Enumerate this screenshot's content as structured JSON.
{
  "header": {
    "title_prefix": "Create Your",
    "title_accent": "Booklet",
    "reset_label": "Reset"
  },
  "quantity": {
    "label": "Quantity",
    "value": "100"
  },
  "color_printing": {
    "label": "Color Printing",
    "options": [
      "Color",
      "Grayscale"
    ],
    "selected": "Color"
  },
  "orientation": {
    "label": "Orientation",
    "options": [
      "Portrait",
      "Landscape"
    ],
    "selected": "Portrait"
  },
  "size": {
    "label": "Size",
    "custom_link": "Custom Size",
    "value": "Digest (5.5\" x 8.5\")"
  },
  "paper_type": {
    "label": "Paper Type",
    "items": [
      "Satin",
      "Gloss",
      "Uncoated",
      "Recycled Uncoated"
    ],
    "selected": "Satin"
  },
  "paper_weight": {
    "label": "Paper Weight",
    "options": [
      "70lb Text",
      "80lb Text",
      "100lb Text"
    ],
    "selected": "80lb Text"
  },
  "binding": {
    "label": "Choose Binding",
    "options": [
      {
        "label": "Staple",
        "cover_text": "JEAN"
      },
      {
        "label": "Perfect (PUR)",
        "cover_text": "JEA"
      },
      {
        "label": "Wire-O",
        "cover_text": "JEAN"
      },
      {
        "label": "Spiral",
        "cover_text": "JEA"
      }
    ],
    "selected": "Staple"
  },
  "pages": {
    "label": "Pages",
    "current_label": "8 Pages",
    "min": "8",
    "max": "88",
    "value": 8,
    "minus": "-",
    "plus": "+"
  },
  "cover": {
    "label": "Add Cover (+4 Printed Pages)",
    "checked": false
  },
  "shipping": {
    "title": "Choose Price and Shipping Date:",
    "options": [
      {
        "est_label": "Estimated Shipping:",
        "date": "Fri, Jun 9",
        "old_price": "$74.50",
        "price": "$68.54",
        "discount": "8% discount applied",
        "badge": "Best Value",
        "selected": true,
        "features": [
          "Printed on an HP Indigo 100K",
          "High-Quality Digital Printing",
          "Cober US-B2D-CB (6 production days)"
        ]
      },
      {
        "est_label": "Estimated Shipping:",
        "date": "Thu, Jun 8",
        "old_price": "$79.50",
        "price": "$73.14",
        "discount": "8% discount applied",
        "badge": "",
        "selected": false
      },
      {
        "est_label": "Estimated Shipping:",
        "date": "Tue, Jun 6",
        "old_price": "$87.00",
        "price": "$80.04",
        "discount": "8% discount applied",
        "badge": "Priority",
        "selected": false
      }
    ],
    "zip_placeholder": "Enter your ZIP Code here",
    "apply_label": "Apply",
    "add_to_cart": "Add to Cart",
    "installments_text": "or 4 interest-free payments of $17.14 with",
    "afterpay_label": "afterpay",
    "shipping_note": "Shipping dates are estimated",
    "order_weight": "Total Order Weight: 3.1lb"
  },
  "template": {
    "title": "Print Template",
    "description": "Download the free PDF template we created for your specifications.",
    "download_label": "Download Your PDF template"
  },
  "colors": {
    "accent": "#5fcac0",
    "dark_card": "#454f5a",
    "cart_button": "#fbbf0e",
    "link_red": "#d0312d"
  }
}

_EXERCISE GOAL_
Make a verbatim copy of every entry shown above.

_TASK ANSWER_
Enumerate this screenshot's content as structured JSON.
{
  "header": {
    "title_prefix": "Create Your",
    "title_accent": "Booklet",
    "reset_label": "Reset"
  },
  "quantity": {
    "label": "Quantity",
    "value": "100"
  },
  "color_printing": {
    "label": "Color Printing",
    "options": [
      "Color",
      "Grayscale"
    ],
    "selected": "Color"
  },
  "orientation": {
    "label": "Orientation",
    "options": [
      "Portrait",
      "Landscape"
    ],
    "selected": "Portrait"
  },
  "size": {
    "label": "Size",
    "custom_link": "Custom Size",
    "value": "Digest (5.5\" x 8.5\")"
  },
  "paper_type": {
    "label": "Paper Type",
    "items": [
      "Satin",
      "Gloss",
      "Uncoated",
      "Recycled Uncoated"
    ],
    "selected": "Satin"
  },
  "paper_weight": {
    "label": "Paper Weight",
    "options": [
      "70lb Text",
      "80lb Text",
      "100lb Text"
    ],
    "selected": "80lb Text"
  },
  "binding": {
    "label": "Choose Binding",
    "options": [
      {
        "label": "Staple",
        "cover_text": "JEAN"
      },
      {
        "label": "Perfect (PUR)",
        "cover_text": "JEA"
      },
      {
        "label": "Wire-O",
        "cover_text": "JEAN"
      },
      {
        "label": "Spiral",
        "cover_text": "JEA"
      }
    ],
    "selected": "Staple"
  },
  "pages": {
    "label": "Pages",
    "current_label": "8 Pages",
    "min": "8",
    "max": "88",
    "value": 8,
    "minus": "-",
    "plus": "+"
  },
  "cover": {
    "label": "Add Cover (+4 Printed Pages)",
    "checked": false
  },
  "shipping": {
    "title": "Choose Price and Shipping Date:",
    "options": [
      {
        "est_label": "Estimated Shipping:",
        "date": "Fri, Jun 9",
        "old_price": "$74.50",
        "price": "$68.54",
        "discount": "8% discount applied",
        "badge": "Best Value",
        "selected": true,
        "features": [
          "Printed on an HP Indigo 100K",
          "High-Quality Digital Printing",
          "Cober US-B2D-CB (6 production days)"
        ]
      },
      {
        "est_label": "Estimated Shipping:",
        "date": "Thu, Jun 8",
        "old_price": "$79.50",
        "price": "$73.14",
        "discount": "8% discount applied",
        "badge": "",
        "selected": false
      },
      {
        "est_label": "Estimated Shipping:",
        "date": "Tue, Jun 6",
        "old_price": "$87.00",
        "price": "$80.04",
        "discount": "8% discount applied",
        "badge": "Priority",
        "selected": false
      }
    ],
    "zip_placeholder": "Enter your ZIP Code here",
    "apply_label": "Apply",
    "add_to_cart": "Add to Cart",
    "installments_text": "or 4 interest-free payments of $17.14 with",
    "afterpay_label": "afterpay",
    "shipping_note": "Shipping dates are estimated",
    "order_weight": "Total Order Weight: 3.1lb"
  },
  "template": {
    "title": "Print Template",
    "description": "Download the free PDF template we created for your specifications.",
    "download_label": "Download Your PDF template"
  },
  "colors": {
    "accent": "#5fcac0",
    "dark_card": "#454f5a",
    "cart_button": "#fbbf0e",
    "link_red": "#d0312d"
  }
}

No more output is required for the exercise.